The long-dreaded “shadow inventory” backlog of foreclosures is clearing up to open the way for loan modifications and short sale alternatives, according to the DBRS Inc. U.S. Residential Mortgage Servicing Review and 2013 Outlook.
As a result, according to DBRS senior vice president, operational risk, Kathleen Tillwitz, the nonconforming market may start to return “albeit at a slow pace.”
DBRS finds foreclosure filings and completed foreclosures are expected to decline in 2013.
Contributing factors, Tillwitz said, include continued high unemployment rates, strict borrower credit underwriting standards that limit new originations and help keep home prices deflated.

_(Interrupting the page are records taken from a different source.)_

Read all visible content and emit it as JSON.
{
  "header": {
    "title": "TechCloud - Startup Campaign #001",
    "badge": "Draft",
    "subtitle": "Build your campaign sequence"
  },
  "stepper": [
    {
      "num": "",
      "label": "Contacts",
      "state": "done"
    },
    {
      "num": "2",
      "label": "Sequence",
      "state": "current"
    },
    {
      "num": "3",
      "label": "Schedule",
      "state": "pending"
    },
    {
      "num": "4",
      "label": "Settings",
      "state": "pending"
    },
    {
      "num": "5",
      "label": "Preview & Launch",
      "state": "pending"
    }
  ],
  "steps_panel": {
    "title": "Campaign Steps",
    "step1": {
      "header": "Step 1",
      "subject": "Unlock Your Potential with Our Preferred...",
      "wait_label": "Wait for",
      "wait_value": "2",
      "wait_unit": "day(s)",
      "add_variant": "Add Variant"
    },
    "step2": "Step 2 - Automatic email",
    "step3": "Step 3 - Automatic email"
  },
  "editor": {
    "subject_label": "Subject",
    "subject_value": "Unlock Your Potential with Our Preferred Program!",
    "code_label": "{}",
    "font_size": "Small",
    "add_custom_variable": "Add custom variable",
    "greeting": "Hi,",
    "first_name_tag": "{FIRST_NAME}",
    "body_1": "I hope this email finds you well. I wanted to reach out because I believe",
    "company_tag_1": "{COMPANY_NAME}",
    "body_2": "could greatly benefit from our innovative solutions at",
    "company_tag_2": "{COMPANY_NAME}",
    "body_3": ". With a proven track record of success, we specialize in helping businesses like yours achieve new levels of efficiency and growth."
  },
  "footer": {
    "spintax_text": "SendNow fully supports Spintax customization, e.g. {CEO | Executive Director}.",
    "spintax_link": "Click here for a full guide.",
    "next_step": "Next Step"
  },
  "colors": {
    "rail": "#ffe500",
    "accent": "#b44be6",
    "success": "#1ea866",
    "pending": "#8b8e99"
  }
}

At the same time, she notes, these market developments will continue to keep losses from securitized residential mortgage loans at high levels, along with real estate owned inventory losses due to deep discount sales that cause “writedowns in transactions particularly the subordinate tranches.”
In addition, Tillwitz said, the issuance of the final Consumer Financial Protection Bureau rules “alleviates ambiguity for servicers” and could bring “much needed reform to the servicing industry.”
Since many of the items outlined in the rules have been in draft form for quite some time many mortgage loan servicers have already adopted the changes into their servicing operations, Tillwitz argues, now “servicers are well poised for growth,” as they continue efforts to prevent foreclosures and stimulate the housing market in 2013.
Furthermore, tighter mortgage loan underwriting standards issued by the CFPB that make it more difficult for borrowers to purchase or refinance make renting a more attractive alternative and will further boost private investor interest in REO-to-rent properties, she said.